┌────────

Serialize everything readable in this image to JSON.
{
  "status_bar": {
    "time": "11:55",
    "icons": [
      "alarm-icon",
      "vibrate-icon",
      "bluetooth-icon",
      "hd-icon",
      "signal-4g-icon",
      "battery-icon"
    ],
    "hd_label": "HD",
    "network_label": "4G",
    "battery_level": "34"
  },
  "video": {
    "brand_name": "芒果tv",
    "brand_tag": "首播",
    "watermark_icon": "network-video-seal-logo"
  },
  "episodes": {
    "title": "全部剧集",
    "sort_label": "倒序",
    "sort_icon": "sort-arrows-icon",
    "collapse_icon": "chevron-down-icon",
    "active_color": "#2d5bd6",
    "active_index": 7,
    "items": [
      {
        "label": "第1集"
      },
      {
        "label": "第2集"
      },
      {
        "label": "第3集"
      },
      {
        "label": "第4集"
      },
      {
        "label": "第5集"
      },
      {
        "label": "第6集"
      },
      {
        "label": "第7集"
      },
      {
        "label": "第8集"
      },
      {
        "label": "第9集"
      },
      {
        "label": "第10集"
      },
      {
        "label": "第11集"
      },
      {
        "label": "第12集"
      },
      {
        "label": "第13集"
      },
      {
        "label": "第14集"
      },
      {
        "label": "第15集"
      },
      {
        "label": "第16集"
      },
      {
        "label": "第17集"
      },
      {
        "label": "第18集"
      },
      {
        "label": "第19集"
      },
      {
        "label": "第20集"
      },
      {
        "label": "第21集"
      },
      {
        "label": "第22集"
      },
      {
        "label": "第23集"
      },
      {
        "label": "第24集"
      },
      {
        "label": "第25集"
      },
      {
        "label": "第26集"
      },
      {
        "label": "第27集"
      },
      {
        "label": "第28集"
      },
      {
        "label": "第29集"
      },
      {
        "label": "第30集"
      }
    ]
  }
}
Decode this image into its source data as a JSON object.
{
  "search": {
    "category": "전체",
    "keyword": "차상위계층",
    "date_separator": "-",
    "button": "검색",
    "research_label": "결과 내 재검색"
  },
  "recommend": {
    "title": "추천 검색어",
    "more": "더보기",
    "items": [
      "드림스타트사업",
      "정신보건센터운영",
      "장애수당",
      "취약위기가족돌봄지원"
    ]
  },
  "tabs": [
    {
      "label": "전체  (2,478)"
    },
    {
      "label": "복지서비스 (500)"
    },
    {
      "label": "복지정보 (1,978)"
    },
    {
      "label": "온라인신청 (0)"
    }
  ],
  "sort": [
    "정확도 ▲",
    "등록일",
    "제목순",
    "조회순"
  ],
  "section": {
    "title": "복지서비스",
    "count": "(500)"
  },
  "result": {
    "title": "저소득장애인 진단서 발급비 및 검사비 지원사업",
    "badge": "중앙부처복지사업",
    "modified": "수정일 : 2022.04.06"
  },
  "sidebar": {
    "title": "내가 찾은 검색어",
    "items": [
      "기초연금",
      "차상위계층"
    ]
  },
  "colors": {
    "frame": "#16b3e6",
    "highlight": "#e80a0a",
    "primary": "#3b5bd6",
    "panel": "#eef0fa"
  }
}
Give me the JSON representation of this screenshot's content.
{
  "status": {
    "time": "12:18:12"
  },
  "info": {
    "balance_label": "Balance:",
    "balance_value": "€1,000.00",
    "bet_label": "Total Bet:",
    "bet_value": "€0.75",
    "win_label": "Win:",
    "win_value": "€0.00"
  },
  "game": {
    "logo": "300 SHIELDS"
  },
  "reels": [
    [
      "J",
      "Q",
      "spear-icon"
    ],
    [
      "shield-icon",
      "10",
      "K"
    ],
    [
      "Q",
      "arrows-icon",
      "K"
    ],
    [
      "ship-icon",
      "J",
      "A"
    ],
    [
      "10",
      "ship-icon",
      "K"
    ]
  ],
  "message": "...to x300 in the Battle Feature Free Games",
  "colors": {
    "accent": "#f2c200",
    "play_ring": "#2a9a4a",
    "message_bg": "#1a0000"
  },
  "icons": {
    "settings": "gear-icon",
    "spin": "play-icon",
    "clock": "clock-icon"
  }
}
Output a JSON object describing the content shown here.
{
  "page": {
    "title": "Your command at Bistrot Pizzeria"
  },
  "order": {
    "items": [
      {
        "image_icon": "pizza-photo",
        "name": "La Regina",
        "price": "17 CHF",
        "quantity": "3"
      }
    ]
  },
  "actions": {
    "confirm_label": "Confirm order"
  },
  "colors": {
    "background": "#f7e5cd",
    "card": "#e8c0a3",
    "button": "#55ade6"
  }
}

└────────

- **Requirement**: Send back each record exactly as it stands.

- **Solution to this task**:
Serialize everything readable in this image to JSON.
{
  "status_bar": {
    "time": "11:55",
    "icons": [
      "alarm-icon",
      "vibrate-icon",
      "bluetooth-icon",
      "hd-icon",
      "signal-4g-icon",
      "battery-icon"
    ],
    "hd_label": "HD",
    "network_label": "4G",
    "battery_level": "34"
  },
  "video": {
    "brand_name": "芒果tv",
    "brand_tag": "首播",
    "watermark_icon": "network-video-seal-logo"
  },
  "episodes": {
    "title": "全部剧集",
    "sort_label": "倒序",
    "sort_icon": "sort-arrows-icon",
    "collapse_icon": "chevron-down-icon",
    "active_color": "#2d5bd6",
    "active_index": 7,
    "items": [
      {
        "label": "第1集"
      },
      {
        "label": "第2集"
      },
      {
        "label": "第3集"
      },
      {
        "label": "第4集"
      },
      {
        "label": "第5集"
      },
      {
        "label": "第6集"
      },
      {
        "label": "第7集"
      },
      {
        "label": "第8集"
      },
      {
        "label": "第9集"
      },
      {
        "label": "第10集"
      },
      {
        "label": "第11集"
      },
      {
        "label": "第12集"
      },
      {
        "label": "第13集"
      },
      {
        "label": "第14集"
      },
      {
        "label": "第15集"
      },
      {
        "label": "第16集"
      },
      {
        "label": "第17集"
      },
      {
        "label": "第18集"
      },
      {
        "label": "第19集"
      },
      {
        "label": "第20集"
      },
      {
        "label": "第21集"
      },
      {
        "label": "第22集"
      },
      {
        "label": "第23集"
      },
      {
        "label": "第24集"
      },
      {
        "label": "第25集"
      },
      {
        "label": "第26集"
      },
      {
        "label": "第27集"
      },
      {
        "label": "第28集"
      },
      {
        "label": "第29集"
      },
      {
        "label": "第30集"
      }
    ]
  }
}
Decode this image into its source data as a JSON object.
{
  "search": {
    "category": "전체",
    "keyword": "차상위계층",
    "date_separator": "-",
    "button": "검색",
    "research_label": "결과 내 재검색"
  },
  "recommend": {
    "title": "추천 검색어",
    "more": "더보기",
    "items": [
      "드림스타트사업",
      "정신보건센터운영",
      "장애수당",
      "취약위기가족돌봄지원"
    ]
  },
  "tabs": [
    {
      "label": "전체  (2,478)"
    },
    {
      "label": "복지서비스 (500)"
    },
    {
      "label": "복지정보 (1,978)"
    },
    {
      "label": "온라인신청 (0)"
    }
  ],
  "sort": [
    "정확도 ▲",
    "등록일",
    "제목순",
    "조회순"
  ],
  "section": {
    "title": "복지서비스",
    "count": "(500)"
  },
  "result": {
    "title": "저소득장애인 진단서 발급비 및 검사비 지원사업",
    "badge": "중앙부처복지사업",
    "modified": "수정일 : 2022.04.06"
  },
  "sidebar": {
    "title": "내가 찾은 검색어",
    "items": [
      "기초연금",
      "차상위계층"
    ]
  },
  "colors": {
    "frame": "#16b3e6",
    "highlight": "#e80a0a",
    "primary": "#3b5bd6",
    "panel": "#eef0fa"
  }
}
Give me the JSON representation of this screenshot's content.
{
  "status": {
    "time": "12:18:12"
  },
  "info": {
    "balance_label": "Balance:",
    "balance_value": "€1,000.00",
    "bet_label": "Total Bet:",
    "bet_value": "€0.75",
    "win_label": "Win:",
    "win_value": "€0.00"
  },
  "game": {
    "logo": "300 SHIELDS"
  },
  "reels": [
    [
      "J",
      "Q",
      "spear-icon"
    ],
    [
      "shield-icon",
      "10",
      "K"
    ],
    [
      "Q",
      "arrows-icon",
      "K"
    ],
    [
      "ship-icon",
      "J",
      "A"
    ],
    [
      "10",
      "ship-icon",
      "K"
    ]
  ],
  "message": "...to x300 in the Battle Feature Free Games",
  "colors": {
    "accent": "#f2c200",
    "play_ring": "#2a9a4a",
    "message_bg": "#1a0000"
  },
  "icons": {
    "settings": "gear-icon",
    "spin": "play-icon",
    "clock": "clock-icon"
  }
}
Output a JSON object describing the content shown here.
{
  "page": {
    "title": "Your command at Bistrot Pizzeria"
  },
  "order": {
    "items": [
      {
        "image_icon": "pizza-photo",
        "name": "La Regina",
        "price": "17 CHF",
        "quantity": "3"
      }
    ]
  },
  "actions": {
    "confirm_label": "Confirm order"
  },
  "colors": {
    "background": "#f7e5cd",
    "card": "#e8c0a3",
    "button": "#55ade6"
  }
}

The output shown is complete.